Exercise directions
Start at the top of the records below and copy them exactly to the end.
=== Task input ===
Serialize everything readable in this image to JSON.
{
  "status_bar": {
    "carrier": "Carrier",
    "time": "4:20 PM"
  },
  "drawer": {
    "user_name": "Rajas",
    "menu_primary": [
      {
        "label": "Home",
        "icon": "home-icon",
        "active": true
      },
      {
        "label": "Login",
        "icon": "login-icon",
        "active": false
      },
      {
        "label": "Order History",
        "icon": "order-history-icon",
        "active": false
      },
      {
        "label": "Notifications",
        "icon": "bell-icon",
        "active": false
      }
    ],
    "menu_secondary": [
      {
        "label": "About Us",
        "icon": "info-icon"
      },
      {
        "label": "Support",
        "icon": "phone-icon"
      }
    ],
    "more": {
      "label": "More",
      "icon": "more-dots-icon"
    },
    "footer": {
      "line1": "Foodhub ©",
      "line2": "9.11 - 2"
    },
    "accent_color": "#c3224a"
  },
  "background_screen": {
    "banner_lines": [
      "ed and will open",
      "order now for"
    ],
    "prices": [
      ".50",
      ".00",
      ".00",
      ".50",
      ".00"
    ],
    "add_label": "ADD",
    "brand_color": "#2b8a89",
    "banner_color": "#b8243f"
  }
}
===
Expected output
Serialize everything readable in this image to JSON.
{
  "status_bar": {
    "carrier": "Carrier",
    "time": "4:20 PM"
  },
  "drawer": {
    "user_name": "Rajas",
    "menu_primary": [
      {
        "label": "Home",
        "icon": "home-icon",
        "active": true
      },
      {
        "label": "Login",
        "icon": "login-icon",
        "active": false
      },
      {
        "label": "Order History",
        "icon": "order-history-icon",
        "active": false
      },
      {
        "label": "Notifications",
        "icon": "bell-icon",
        "active": false
      }
    ],
    "menu_secondary": [
      {
        "label": "About Us",
        "icon": "info-icon"
      },
      {
        "label": "Support",
        "icon": "phone-icon"
      }
    ],
    "more": {
      "label": "More",
      "icon": "more-dots-icon"
    },
    "footer": {
      "line1": "Foodhub ©",
      "line2": "9.11 - 2"
    },
    "accent_color": "#c3224a"
  },
  "background_screen": {
    "banner_lines": [
      "ed and will open",
      "order now for"
    ],
    "prices": [
      ".50",
      ".00",
      ".00",
      ".50",
      ".00"
    ],
    "add_label": "ADD",
    "brand_color": "#2b8a89",
    "banner_color": "#b8243f"
  }
}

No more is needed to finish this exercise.